This just in from a teacher in Nebraska. The state did not get any Race to the Top funding, and therefore didn’t “win” money that would cost them more to implement than they “won.” It is taking a “wait and see” approach to Common Core standards. It doesn’t want the U.S. Department of Education to tell Nebraskans what to do. It doesn’t have any charters.

The state is trying to do what is best for children. Imagine that! The public schools are supported by the public.

Is Nebraska still part of the United States? How did we overlook the amazing common sense that still exists there? Good luck to Nebraska in keeping the privatizers at bay.

I realized when I read this letter that Nebraska belongs on our honor roll as a champion of public education. It supports its public schools. It lets teachers teach. It has not rushed to do the latest thing. It has thus far ignored the privatizers.

Welcome to the honor roll, Nebraska! Stay strong!

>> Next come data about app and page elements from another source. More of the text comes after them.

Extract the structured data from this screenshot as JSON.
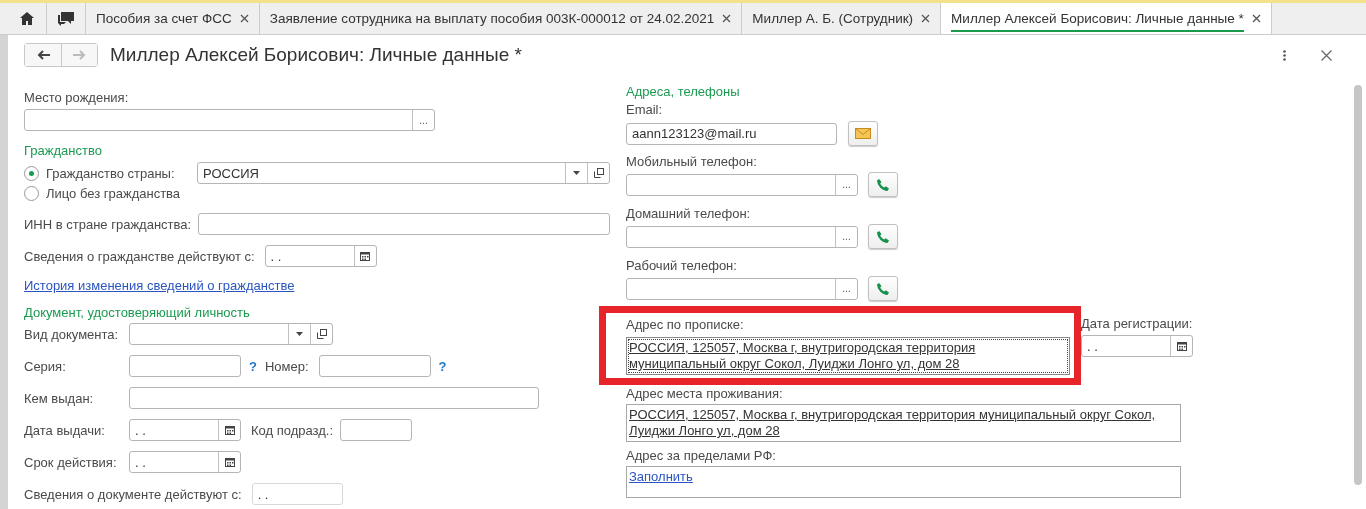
{
  "tabs": [
    {
      "label": "Пособия за счет ФСС",
      "selected": false
    },
    {
      "label": "Заявление сотрудника на выплату пособия 003К-000012 от 24.02.2021",
      "selected": false
    },
    {
      "label": "Миллер А. Б. (Сотрудник)",
      "selected": false
    },
    {
      "label": "Миллер Алексей Борисович: Личные данные *",
      "selected": true
    }
  ],
  "form": {
    "title": "Миллер Алексей Борисович: Личные данные *"
  },
  "birthplace": {
    "label": "Место рождения:",
    "select_button": "..."
  },
  "citizenship": {
    "heading": "Гражданство",
    "options": [
      {
        "label": "Гражданство страны:",
        "selected": true
      },
      {
        "label": "Лицо без гражданства",
        "selected": false
      }
    ],
    "country": "РОССИЯ",
    "inn_label": "ИНН в стране гражданства:",
    "since_label": "Сведения о гражданстве действуют с:",
    "since_value": ". .",
    "history_link": "История изменения сведений о гражданстве"
  },
  "document": {
    "heading": "Документ, удостоверяющий личность",
    "type_label": "Вид документа:",
    "series_label": "Серия:",
    "series_hint": "?",
    "number_label": "Номер:",
    "number_hint": "?",
    "issuer_label": "Кем выдан:",
    "issue_date_label": "Дата выдачи:",
    "issue_date": ". .",
    "code_label": "Код подразд.:",
    "valid_label": "Срок действия:",
    "valid_date": ". .",
    "since_label": "Сведения о документе действуют с:",
    "since_value": ". ."
  },
  "contacts": {
    "heading": "Адреса, телефоны",
    "email_label": "Email:",
    "email": "aann123123@mail.ru",
    "phones": [
      {
        "label": "Мобильный телефон:",
        "select_button": "..."
      },
      {
        "label": "Домашний телефон:",
        "select_button": "..."
      },
      {
        "label": "Рабочий телефон:",
        "select_button": "..."
      }
    ],
    "registration_label": "Адрес по прописке:",
    "registration_address": "РОССИЯ, 125057, Москва г, внутригородская территория муниципальный округ Сокол, Луиджи Лонго ул, дом 28",
    "registration_highlighted": true,
    "registration_date_label": "Дата регистрации:",
    "registration_date": ". .",
    "residence_label": "Адрес места проживания:",
    "residence_address": "РОССИЯ, 125057, Москва г, внутригородская территория муниципальный округ Сокол, Луиджи Лонго ул, дом 28",
    "abroad_label": "Адрес за пределами РФ:",
    "abroad_link": "Заполнить"
  }
}
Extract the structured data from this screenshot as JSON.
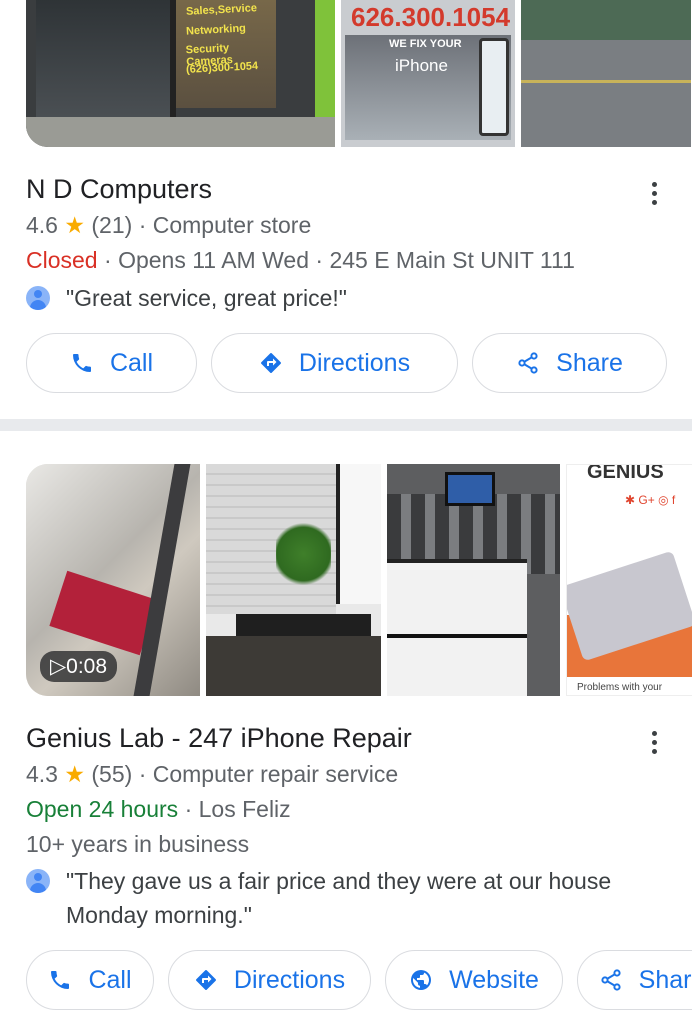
{
  "listing1": {
    "photos": {
      "storefront_sign_lines": [
        "Sales,Service",
        "Networking",
        "Security Cameras",
        "(626)300-1054"
      ],
      "phone_sign": "626.300.1054",
      "window_text_1": "WE FIX YOUR",
      "window_text_2": "iPhone"
    },
    "name": "N D Computers",
    "rating": "4.6",
    "review_count": "(21)",
    "category": "Computer store",
    "status": "Closed",
    "hours": "Opens 11 AM Wed",
    "address": "245 E Main St UNIT 111",
    "review": "\"Great service, great price!\"",
    "buttons": {
      "call": "Call",
      "directions": "Directions",
      "share": "Share"
    }
  },
  "listing2": {
    "photos": {
      "video_duration": "0:08",
      "brand_text": "GENIUS",
      "caption": "Problems with your"
    },
    "name": "Genius Lab - 247 iPhone Repair",
    "rating": "4.3",
    "review_count": "(55)",
    "category": "Computer repair service",
    "status": "Open 24 hours",
    "neighborhood": "Los Feliz",
    "years": "10+ years in business",
    "review": "\"They gave us a fair price and they were at our house Monday morning.\"",
    "buttons": {
      "call": "Call",
      "directions": "Directions",
      "website": "Website",
      "share": "Share"
    }
  },
  "colors": {
    "accent": "#1a73e8",
    "closed": "#d93025",
    "open": "#188038",
    "star": "#f9ab00"
  },
  "icons": [
    "phone-icon",
    "directions-icon",
    "share-icon",
    "globe-icon",
    "more-vert-icon",
    "star-icon",
    "play-icon",
    "avatar-icon"
  ]
}
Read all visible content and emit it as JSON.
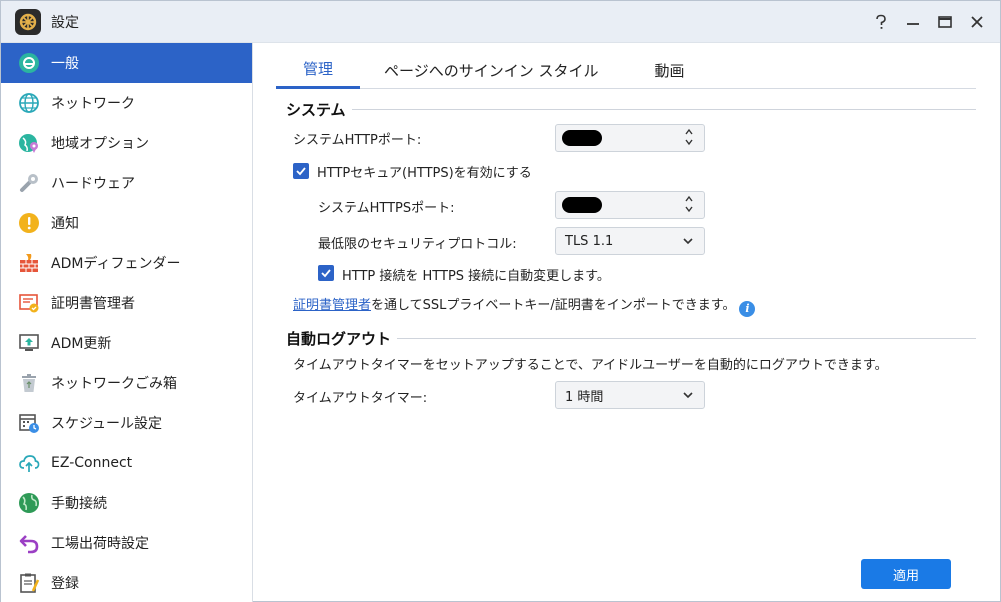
{
  "window": {
    "title": "設定",
    "controls": [
      "help-icon",
      "minimize-icon",
      "maximize-icon",
      "close-icon"
    ]
  },
  "sidebar": {
    "items": [
      {
        "label": "一般",
        "icon": "general-icon",
        "active": true
      },
      {
        "label": "ネットワーク",
        "icon": "network-globe-icon"
      },
      {
        "label": "地域オプション",
        "icon": "region-globe-pin-icon"
      },
      {
        "label": "ハードウェア",
        "icon": "hardware-wrench-icon"
      },
      {
        "label": "通知",
        "icon": "notification-exclamation-icon"
      },
      {
        "label": "ADMディフェンダー",
        "icon": "firewall-brick-icon"
      },
      {
        "label": "証明書管理者",
        "icon": "certificate-icon"
      },
      {
        "label": "ADM更新",
        "icon": "update-monitor-icon"
      },
      {
        "label": "ネットワークごみ箱",
        "icon": "recycle-bin-icon"
      },
      {
        "label": "スケジュール設定",
        "icon": "schedule-calendar-icon"
      },
      {
        "label": "EZ-Connect",
        "icon": "cloud-upload-icon"
      },
      {
        "label": "手動接続",
        "icon": "manual-connect-globe-icon"
      },
      {
        "label": "工場出荷時設定",
        "icon": "reset-arrow-icon"
      },
      {
        "label": "登録",
        "icon": "register-clipboard-icon"
      }
    ]
  },
  "tabs": [
    {
      "label": "管理",
      "active": true
    },
    {
      "label": "ページへのサインイン スタイル"
    },
    {
      "label": "動画"
    }
  ],
  "system": {
    "title": "システム",
    "http_port_label": "システムHTTPポート:",
    "https_checkbox_label": "HTTPセキュア(HTTPS)を有効にする",
    "https_enabled": true,
    "https_port_label": "システムHTTPSポート:",
    "min_protocol_label": "最低限のセキュリティプロトコル:",
    "min_protocol_value": "TLS 1.1",
    "redirect_label": "HTTP 接続を HTTPS 接続に自動変更します。",
    "redirect_enabled": true,
    "cert_link": "証明書管理者",
    "cert_text": "を通してSSLプライベートキー/証明書をインポートできます。"
  },
  "auto_logout": {
    "title": "自動ログアウト",
    "description": "タイムアウトタイマーをセットアップすることで、アイドルユーザーを自動的にログアウトできます。",
    "timer_label": "タイムアウトタイマー:",
    "timer_value": "1 時間"
  },
  "footer": {
    "apply_label": "適用"
  },
  "colors": {
    "accent": "#2c63c7",
    "apply": "#1a7ae6"
  }
}
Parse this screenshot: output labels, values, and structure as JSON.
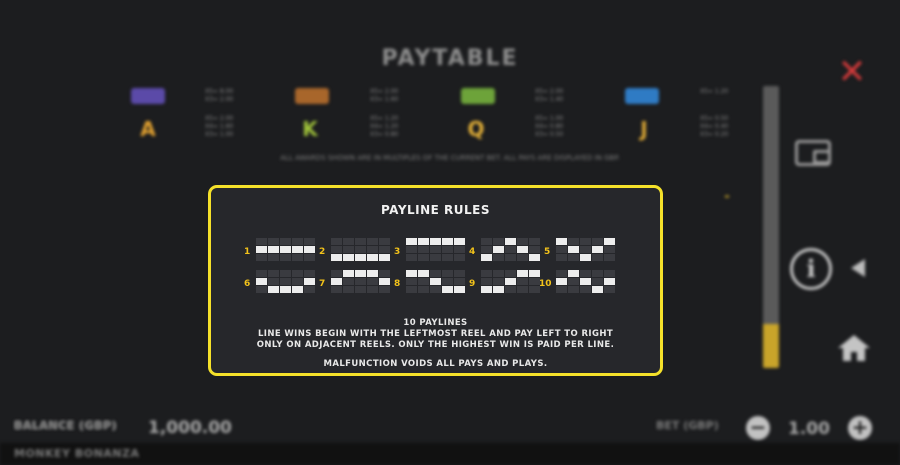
{
  "background": {
    "title": "PAYTABLE",
    "symbol_colors": [
      "#5b4aa8",
      "#a8662b",
      "#6da33a",
      "#2f7bc4"
    ],
    "letter_symbols": [
      "A",
      "K",
      "Q",
      "J"
    ],
    "pay_columns_top": [
      "X5= 8.00\nX3= 2.00",
      "X5= 2.00\nX3= 1.60",
      "X5= 2.00\nX3= 1.40",
      "X5= 1.20"
    ],
    "pay_columns_bottom": [
      "X5= 2.00\nX4= 1.60\nX3= 1.00",
      "X5= 1.20\nX4= 1.20\nX3= 0.80",
      "X5= 1.00\nX4= 0.80\nX3= 0.50",
      "X5= 0.50\nX4= 0.40\nX3= 0.20"
    ],
    "disclaimer": "ALL AWARDS SHOWN ARE IN MULTIPLES OF THE CURRENT BET. ALL PAYS ARE DISPLAYED IN GBP."
  },
  "modal": {
    "title": "PAYLINE RULES",
    "paylines": [
      {
        "number": "1",
        "rows": [
          1,
          1,
          1,
          1,
          1
        ]
      },
      {
        "number": "2",
        "rows": [
          2,
          2,
          2,
          2,
          2
        ]
      },
      {
        "number": "3",
        "rows": [
          0,
          0,
          0,
          0,
          0
        ]
      },
      {
        "number": "4",
        "rows": [
          2,
          1,
          0,
          1,
          2
        ]
      },
      {
        "number": "5",
        "rows": [
          0,
          1,
          2,
          1,
          0
        ]
      },
      {
        "number": "6",
        "rows": [
          1,
          2,
          2,
          2,
          1
        ]
      },
      {
        "number": "7",
        "rows": [
          1,
          0,
          0,
          0,
          1
        ]
      },
      {
        "number": "8",
        "rows": [
          0,
          0,
          1,
          2,
          2
        ]
      },
      {
        "number": "9",
        "rows": [
          2,
          2,
          1,
          0,
          0
        ]
      },
      {
        "number": "10",
        "rows": [
          1,
          0,
          1,
          2,
          1
        ]
      }
    ],
    "count_text": "10 PAYLINES",
    "rules_line1": "LINE WINS BEGIN WITH THE LEFTMOST REEL AND PAY LEFT TO RIGHT",
    "rules_line2": "ONLY ON ADJACENT REELS. ONLY THE HIGHEST WIN IS PAID PER LINE.",
    "malfunction_text": "MALFUNCTION VOIDS ALL PAYS AND PLAYS."
  },
  "controls": {
    "close_icon": "close-x-icon",
    "wallet_icon": "wallet-icon",
    "info_icon": "info-icon",
    "info_glyph": "i",
    "arrow_icon": "arrow-left-icon",
    "home_icon": "home-icon",
    "scroll_position": 0.85
  },
  "footer": {
    "balance_label": "BALANCE (GBP)",
    "balance_value": "1,000.00",
    "bet_label": "BET (GBP)",
    "bet_value": "1.00",
    "minus": "−",
    "plus": "+",
    "game_name": "MONKEY BONANZA"
  },
  "colors": {
    "highlight": "#f5e12a",
    "payline_number": "#f2c21a",
    "close": "#d23a3a"
  }
}
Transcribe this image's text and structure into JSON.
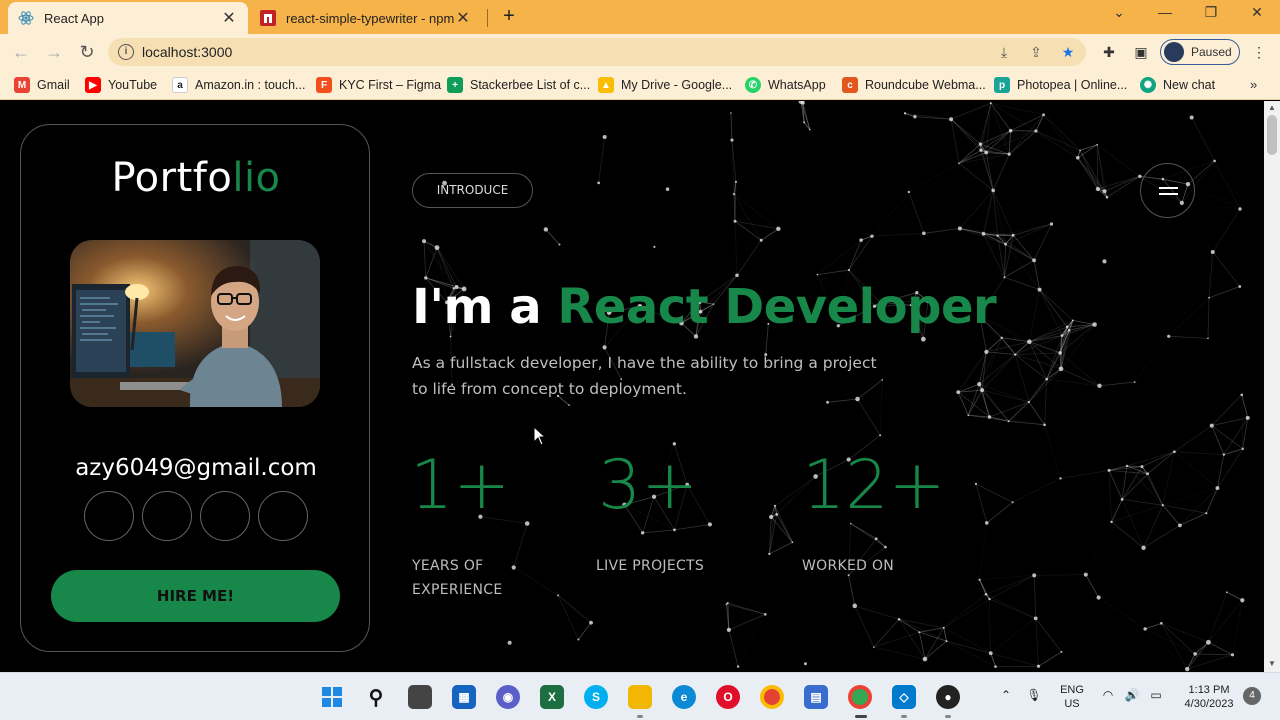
{
  "browser": {
    "tabs": [
      {
        "title": "React App",
        "icon": "react-icon",
        "active": true
      },
      {
        "title": "react-simple-typewriter - npm",
        "icon": "npm-icon",
        "active": false
      }
    ],
    "url": "localhost:3000",
    "profile_label": "Paused",
    "bookmarks": [
      {
        "label": "Gmail",
        "icon": "gmail-icon",
        "color": "#ea4335"
      },
      {
        "label": "YouTube",
        "icon": "youtube-icon",
        "color": "#ff0000"
      },
      {
        "label": "Amazon.in : touch...",
        "icon": "amazon-icon",
        "color": "#222222"
      },
      {
        "label": "KYC First – Figma",
        "icon": "figma-icon",
        "color": "#f24e1e"
      },
      {
        "label": "Stackerbee List of c...",
        "icon": "sheets-icon",
        "color": "#0f9d58"
      },
      {
        "label": "My Drive - Google...",
        "icon": "drive-icon",
        "color": "#fbbc04"
      },
      {
        "label": "WhatsApp",
        "icon": "whatsapp-icon",
        "color": "#25d366"
      },
      {
        "label": "Roundcube Webma...",
        "icon": "roundcube-icon",
        "color": "#e2571e"
      },
      {
        "label": "Photopea | Online...",
        "icon": "photopea-icon",
        "color": "#18a497"
      },
      {
        "label": "New chat",
        "icon": "chatgpt-icon",
        "color": "#10a37f"
      }
    ]
  },
  "page": {
    "logo_main": "Portfo",
    "logo_accent": "lio",
    "email": "azy6049@gmail.com",
    "hire_label": "HIRE ME!",
    "intro_label": "INTRODUCE",
    "headline_prefix": "I'm a ",
    "headline_role": "React Developer",
    "description": "As a fullstack developer, I have the ability to bring a project to life from concept to deployment.",
    "stats": [
      {
        "value": "1+",
        "label_line1": "YEARS OF",
        "label_line2": "EXPERIENCE"
      },
      {
        "value": "3+",
        "label_line1": "LIVE PROJECTS",
        "label_line2": ""
      },
      {
        "value": "12+",
        "label_line1": "WORKED ON",
        "label_line2": ""
      }
    ],
    "accent_color": "#17874a"
  },
  "taskbar": {
    "language": "ENG",
    "region": "US",
    "time": "1:13 PM",
    "date": "4/30/2023",
    "notification_count": "4"
  }
}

Come to Nebraska. A state led by a common sense dept. of education and a smart, reasonable teachers’ union. We don’t rush to jump on every new educational bandwagon (Nope, we didn’t get any Race to the Top money and the verdict’s still out on Common Core–we’re one of the few ‘wait and see’ hold out states) and try to comply with mandatory standards while doing the least amount of damage to our kids. We aren’t averse to change–indeed, we’re always looking to be on that cutting edge, however, if we’re going to spend hard earned tax dollars, it had better be worth it. I’m a high school special education teacher and co-teach algebra and geometry. I work with a tough population and my school isn’t perfect. Lots of hard work. But the difference is that public education is supported in our state. We have no charter schools. I feel appreciated by my students, my co-workers, parents and administration just about every single day. Now, it’s not a Shangra-la…I DO work with teenagers, many with behavior dsorders, and don’t always agree with administration or co-workers. Our state legislature passed a law and implented a state-wide test many educators aren’t crazy about. We are under the same gun to improve test scores as any other state and that can be stressful. However, we are encouraged and celebrated whenever we infuse creativity, active learning, and technology into our classrooms. In a nutshell, we’re held accountable, the state testing is a pain and possibly a waste of time, but overall I feel the higher ups try to stay out of our way as best as they can. The biggest threat to our educational system here is out of state money with an agenda to privatize education and run it like a business–a fate experienced by other states. I only hope we can fight them off and maintain what we have.